This post is by Emily Wenstrom, a lit addict, movie junkie, and writer. Emily’s short story zine, Wordhaus, recently began accepting submissions. You can also follow her on her blog, Creative Juicer, and on Twitter (@emilywenstrom). Thanks Emily!

When I completed the first draft of my first-ever novel last December, I promptly did a little victory dance.

And then I sat back down and took the word count, which completely killed my buzz. My manuscript rang in at little over 45,000—half the length of your average novel. Eep! I had a minor freakout. What was I going to do?

Adding up the words. Notice the calculator on the left? Photo by mpclemens.

But fortunately, rationality eventually returned. This was only a first draft, after all. Surely there was some room for development. Turns out, there was tons.

If you find yourself in a similar situation, here are five of the best ways I’ve discovered to beef up your word count without diluting your story:

1. Pace Yourself

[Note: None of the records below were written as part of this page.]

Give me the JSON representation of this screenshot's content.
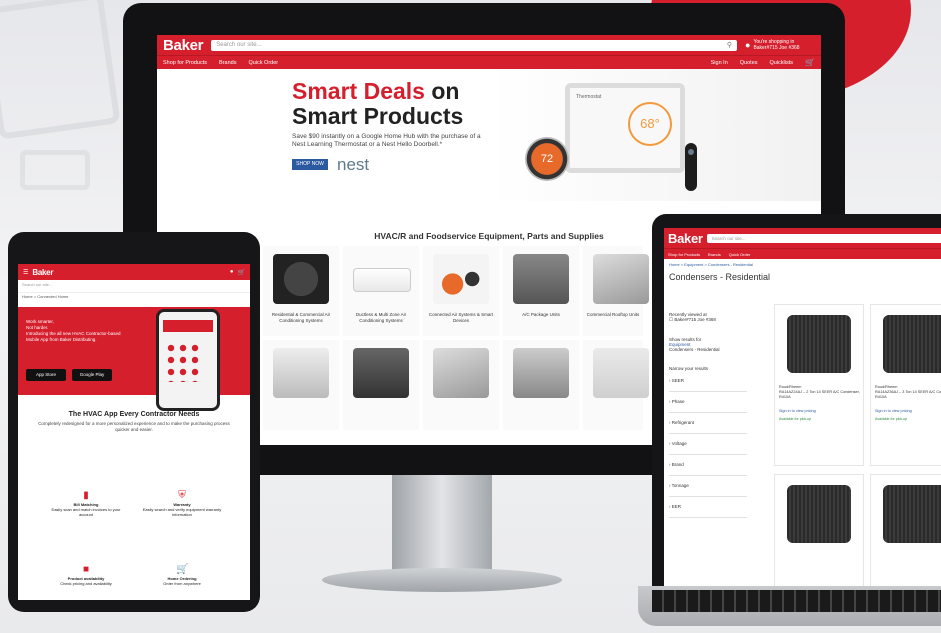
{
  "brand": {
    "name": "Baker",
    "accent": "#d51f2d",
    "link": "#2c5aa0"
  },
  "desktop": {
    "search_placeholder": "Search our site...",
    "shipping_line1": "You're shopping in",
    "shipping_line2": "Baker#715 Joe #368",
    "nav": [
      "Shop for Products",
      "Brands",
      "Quick Order"
    ],
    "nav_right": [
      "Sign In",
      "Quotes",
      "Quicklists"
    ],
    "hero": {
      "title_red": "Smart Deals",
      "title_rest": "on",
      "title_line2": "Smart Products",
      "subtitle": "Save $90 instantly on a Google Home Hub with the purchase of a Nest Learning Thermostat or a Nest Hello Doorbell.*",
      "cta": "SHOP NOW",
      "brand_mark": "nest",
      "hub_temp": "68°",
      "hub_label": "Thermostat",
      "thermostat_temp": "72"
    },
    "section_title": "HVAC/R and Foodservice Equipment, Parts and Supplies",
    "categories": [
      {
        "label": "Residential & Commercial Air Conditioning Systems"
      },
      {
        "label": "Ductless & Multi Zone Air Conditioning Systems"
      },
      {
        "label": "Connected Air Systems & Smart Devices"
      },
      {
        "label": "A/C Package Units"
      },
      {
        "label": "Commercial Rooftop Units"
      },
      {
        "label": ""
      },
      {
        "label": ""
      },
      {
        "label": ""
      },
      {
        "label": ""
      },
      {
        "label": ""
      }
    ]
  },
  "tablet": {
    "search_placeholder": "Search our site...",
    "breadcrumb": "Home > Connected Home",
    "banner_lines": [
      "Work smarter,",
      "Not harder.",
      "Introducing the all new HVAC Contractor-based",
      "Mobile App from Baker Distributing."
    ],
    "badges": [
      "App Store",
      "Google Play"
    ],
    "title": "The HVAC App Every Contractor Needs",
    "subtitle": "Completely redesigned for a more personalized experience and to make the purchasing process quicker and easier.",
    "features": [
      {
        "name": "Bill Matching",
        "text": "Easily scan and match invoices to your account"
      },
      {
        "name": "Warranty",
        "text": "Easily search and verify equipment warranty information"
      },
      {
        "name": "Product availability",
        "text": "Check pricing and availability"
      },
      {
        "name": "Home Ordering",
        "text": "Order from anywhere"
      }
    ]
  },
  "laptop": {
    "search_placeholder": "Search our site...",
    "nav": [
      "Shop for Products",
      "Brands",
      "Quick Order"
    ],
    "breadcrumb": "Home > Equipment > Condensers - Residential",
    "page_title": "Condensers - Residential",
    "side_items": [
      "Recently viewed at",
      "Baker#715 Joe #368",
      "Show results for",
      "Equipment",
      "Condensers - Residential",
      "Narrow your results",
      "SEER",
      "Phase",
      "Refrigerant",
      "Voltage",
      "Brand",
      "Tonnage",
      "EER"
    ],
    "products": [
      {
        "brand": "Ruud/Rheem",
        "title": "RA14AZ24AJ – 2 Ton 14 SEER A/C Condenser, R410A",
        "price": "Sign in to view pricing",
        "availability": "Available for pick-up"
      },
      {
        "brand": "Ruud/Rheem",
        "title": "RA14AZ36AJ – 3 Ton 14 SEER A/C Condenser, R410A",
        "price": "Sign in to view pricing",
        "availability": "Available for pick-up"
      }
    ]
  }
}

It didn’t take me long to notice a recurring issue with pacing in my first draft. There were many scenes where I had a big moment in my head itching to get out, and rushed the buildup. Now that it was all on paper, it was much easier to go back and fill in the missing pieces.

2. Review Your Original Outline

Over the course of the fifteen months that it took me to map out the plot and write my first draft, I’d managed to forget a few pieces of my original plan. Reviewing my outline was a helpful refresher. And it triggered some new ideas, too, pulling together the original concept and the story it matured into.

3. Connect Your Loose Threads

I took some time to think about elements that could complement and enrich what I’d already gotten on paper. There were a few stand-alone scenes that I loved, and when I took the time to think about why, I realized there was a lot of unexplored potential in them that could serve the story well many times over.

4. Support Your Scenes

My first draft drew a pretty straight line start to finish. A happens, then B, then C. It lacked complexity. Where’s the fun in that? Close review and some brainstorming gave me new ways to add obstacles into it with smaller events in between the major ones.

5. Create a Crowd with Minor Characters

My hero’s a bit of a loner. He’s alone for almost all of the story, as told in my first draft. It kept the story tight… too tight, I realized. Some parts of the plot pretty thin with just one character. By forcing him into more interactions with some of my side characters, I was able to make those scenes more dynamic. It also created more conflicting motivations for my hero, upping the tension.

Double Your Word Count

By the time I got through assessing all these different ways to beef up my story, I was psyched about the stronger story that was going to emerge from it, and couldn’t wait to get started.

It’s taking me about as long to build out as it took to write my entire first draft. Doubling my word count and making all the changes to churn out my story into a full novel is requiring a lot of restructuring. Some scenes have been so cut up and messy they’ve become full demolition zones.

But when I look back over my reconstructed work, it’s clear that a stronger story is emerging, and it’s all worth it.

Have you ever come up well short of your word count goal? How did you handle it?

PRACTICE

Is there a place in your work in progress that’s reading a little thin? Take fifteen minutes and review it carefully. What’s missing from it? Are the stakes high enough? Is the pacing off? Does it require more buildup? What can you do to make it stronger?

Share your observations in the comments to get the feedback of the community.